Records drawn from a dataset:
━━━

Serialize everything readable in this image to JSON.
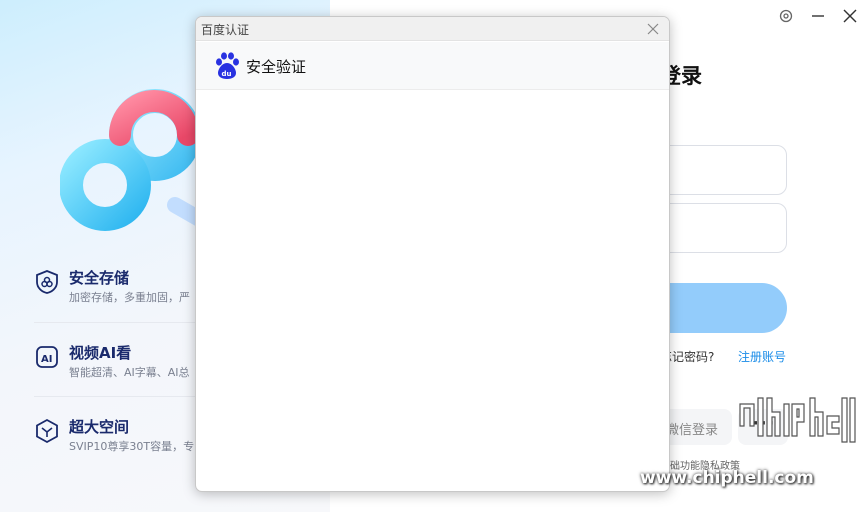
{
  "left_panel": {
    "features": [
      {
        "icon": "shield-icon",
        "title": "安全存储",
        "subtitle": "加密存储，多重加固，严"
      },
      {
        "icon": "ai-icon",
        "title": "视频AI看",
        "subtitle": "智能超清、AI字幕、AI总"
      },
      {
        "icon": "cube-icon",
        "title": "超大空间",
        "subtitle": "SVIP10尊享30T容量，专"
      }
    ]
  },
  "login": {
    "title": "登录",
    "forgot_password": "忘记密码?",
    "register": "注册账号",
    "wechat_login": "微信登录",
    "more": "···",
    "privacy": "基础功能隐私政策"
  },
  "window_controls": [
    "settings-icon",
    "minimize-icon",
    "close-icon"
  ],
  "dialog": {
    "window_title": "百度认证",
    "heading": "安全验证"
  },
  "watermark": {
    "brand": "chip hell",
    "url": "www.chiphell.com"
  },
  "colors": {
    "accent": "#1a8ce8",
    "login_button": "#93ccfb",
    "feature_title": "#1a2a6c",
    "baidu_blue": "#2932e1",
    "logo_pink": "#f05a78",
    "logo_cyan": "#4fd1f3"
  }
}
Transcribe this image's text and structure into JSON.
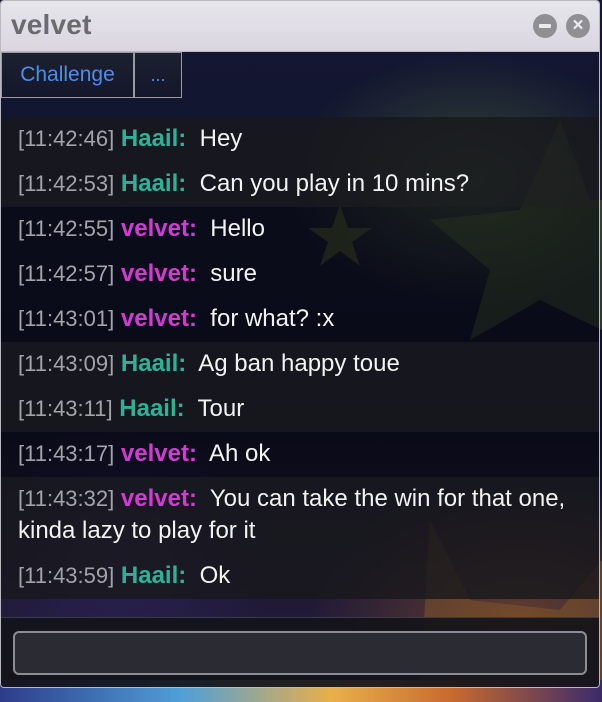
{
  "window": {
    "title": "velvet",
    "controls": [
      "minimize-icon",
      "close-icon"
    ],
    "close_glyph": "×"
  },
  "toolbar": {
    "challenge_label": "Challenge",
    "more_label": "..."
  },
  "colors": {
    "user_haail": "#2bb39a",
    "user_velvet": "#d13bd3",
    "link": "#4c8fe8"
  },
  "messages": [
    {
      "time": "[11:42:46]",
      "user": "Haail:",
      "text": "Hey"
    },
    {
      "time": "[11:42:53]",
      "user": "Haail:",
      "text": "Can you play in 10 mins?"
    },
    {
      "time": "[11:42:55]",
      "user": "velvet:",
      "text": "Hello"
    },
    {
      "time": "[11:42:57]",
      "user": "velvet:",
      "text": "sure"
    },
    {
      "time": "[11:43:01]",
      "user": "velvet:",
      "text": "for what? :x"
    },
    {
      "time": "[11:43:09]",
      "user": "Haail:",
      "text": "Ag ban happy toue"
    },
    {
      "time": "[11:43:11]",
      "user": "Haail:",
      "text": "Tour"
    },
    {
      "time": "[11:43:17]",
      "user": "velvet:",
      "text": "Ah ok"
    },
    {
      "time": "[11:43:32]",
      "user": "velvet:",
      "text": "You can take the win for that one, kinda lazy to play for it"
    },
    {
      "time": "[11:43:59]",
      "user": "Haail:",
      "text": "Ok"
    }
  ],
  "input": {
    "value": "",
    "placeholder": ""
  }
}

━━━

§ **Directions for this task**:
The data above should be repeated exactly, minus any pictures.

§ **Exercise solution**:
Serialize everything readable in this image to JSON.
{
  "left_panel": {
    "features": [
      {
        "icon": "shield-icon",
        "title": "安全存储",
        "subtitle": "加密存储，多重加固，严"
      },
      {
        "icon": "ai-icon",
        "title": "视频AI看",
        "subtitle": "智能超清、AI字幕、AI总"
      },
      {
        "icon": "cube-icon",
        "title": "超大空间",
        "subtitle": "SVIP10尊享30T容量，专"
      }
    ]
  },
  "login": {
    "title": "登录",
    "forgot_password": "忘记密码?",
    "register": "注册账号",
    "wechat_login": "微信登录",
    "more": "···",
    "privacy": "基础功能隐私政策"
  },
  "window_controls": [
    "settings-icon",
    "minimize-icon",
    "close-icon"
  ],
  "dialog": {
    "window_title": "百度认证",
    "heading": "安全验证"
  },
  "watermark": {
    "brand": "chip hell",
    "url": "www.chiphell.com"
  },
  "colors": {
    "accent": "#1a8ce8",
    "login_button": "#93ccfb",
    "feature_title": "#1a2a6c",
    "baidu_blue": "#2932e1",
    "logo_pink": "#f05a78",
    "logo_cyan": "#4fd1f3"
  }
}
Transcribe this image's text and structure into JSON.
{
  "window": {
    "title": "velvet",
    "controls": [
      "minimize-icon",
      "close-icon"
    ],
    "close_glyph": "×"
  },
  "toolbar": {
    "challenge_label": "Challenge",
    "more_label": "..."
  },
  "colors": {
    "user_haail": "#2bb39a",
    "user_velvet": "#d13bd3",
    "link": "#4c8fe8"
  },
  "messages": [
    {
      "time": "[11:42:46]",
      "user": "Haail:",
      "text": "Hey"
    },
    {
      "time": "[11:42:53]",
      "user": "Haail:",
      "text": "Can you play in 10 mins?"
    },
    {
      "time": "[11:42:55]",
      "user": "velvet:",
      "text": "Hello"
    },
    {
      "time": "[11:42:57]",
      "user": "velvet:",
      "text": "sure"
    },
    {
      "time": "[11:43:01]",
      "user": "velvet:",
      "text": "for what? :x"
    },
    {
      "time": "[11:43:09]",
      "user": "Haail:",
      "text": "Ag ban happy toue"
    },
    {
      "time": "[11:43:11]",
      "user": "Haail:",
      "text": "Tour"
    },
    {
      "time": "[11:43:17]",
      "user": "velvet:",
      "text": "Ah ok"
    },
    {
      "time": "[11:43:32]",
      "user": "velvet:",
      "text": "You can take the win for that one, kinda lazy to play for it"
    },
    {
      "time": "[11:43:59]",
      "user": "Haail:",
      "text": "Ok"
    }
  ],
  "input": {
    "value": "",
    "placeholder": ""
  }
}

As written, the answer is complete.